I was once told by a healer that I was acting on ideas about having the “right job”, the “right clothes”, and the “right car.” Indignantly, I protested. Not true, I said. More interested in leading an authentic life, material possessions approved by the common culture had seldom interested me.
“Yes,” the healer said with a smile. “But your mother held those beliefs, and she gave them to you.”
My mother had passed on several years before, so I could not question her about it, but lo and behold, when I examined my own beliefs, using a simple muscle testing system, sure enough, I was holding onto unconscious ideas that conflicted with my value system.
Beliefs can be tricky, since those that most affect us most are often buried under layers of experience. They must be coaxed out, with meditation, journaling, or whatever healing method works for you.
A simple way to start examining our beliefs is to notice how we talk to ourselves and others. Do we use a lot of judgmental words? You should. I ought. That’s hopeless.
If you use judging words every time you make a minor mistake, is there a way you can substitute kinder words?
- I forgot again! Could be changed to I am working on remembering
- I’m so stupid! Could become I made a mistake, but that’s okay because I’m human.
- How could I have done that! Could transform to I am learning from my experiences
If you try this exercise, it may feel awkward at first, but with some practice, you’ll soon learn to catch those automatic judgments and start speaking to yourself like a friend.
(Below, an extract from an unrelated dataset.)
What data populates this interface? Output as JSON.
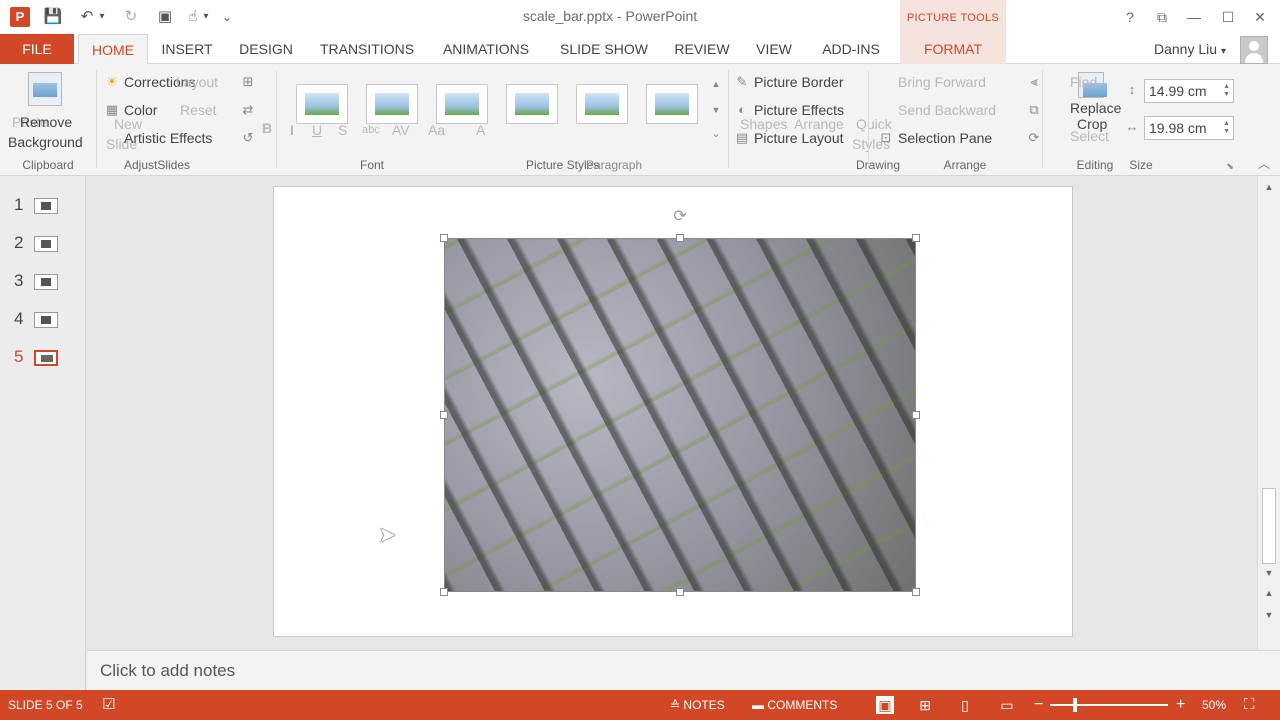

James W. Pennebaker, the pioneer in research on expressive writing for healing, discovered patterns of language typical of those who get the most benefit from expressive writing. He used a software program to analyze both written and spoken communication and found that pronouns (I, he, she, we, it) are a key to change.
When people who have experienced trauma write about the event, they can create a more coherent story which leads them to new understandings of what happened to them. The use of causal (because, why) and insight (realize, understand) words predicted how well the writers recovered from the trauma.
The most interesting and unexpected result came when he found that people who changed the pronouns they used (from first person to third person, for example) improved most in mood, health, and sociability.
By counting pronouns, Dr. Pennebaker found that people whose health was improving tended to decrease the use of first person pronouns. They gained perspective and the ability to see the situation from more than one point of view.
If you’d like to learn more about his research, he has written a popular book on the subject.
His original research, which inspired my own investigations into the benefits of writing for healing, is discusssed in his first book.
Wbat about you? Have you noticed how you talk to yourself? Have you tried journaling to uncover beliefs and stuck patterns you want to change?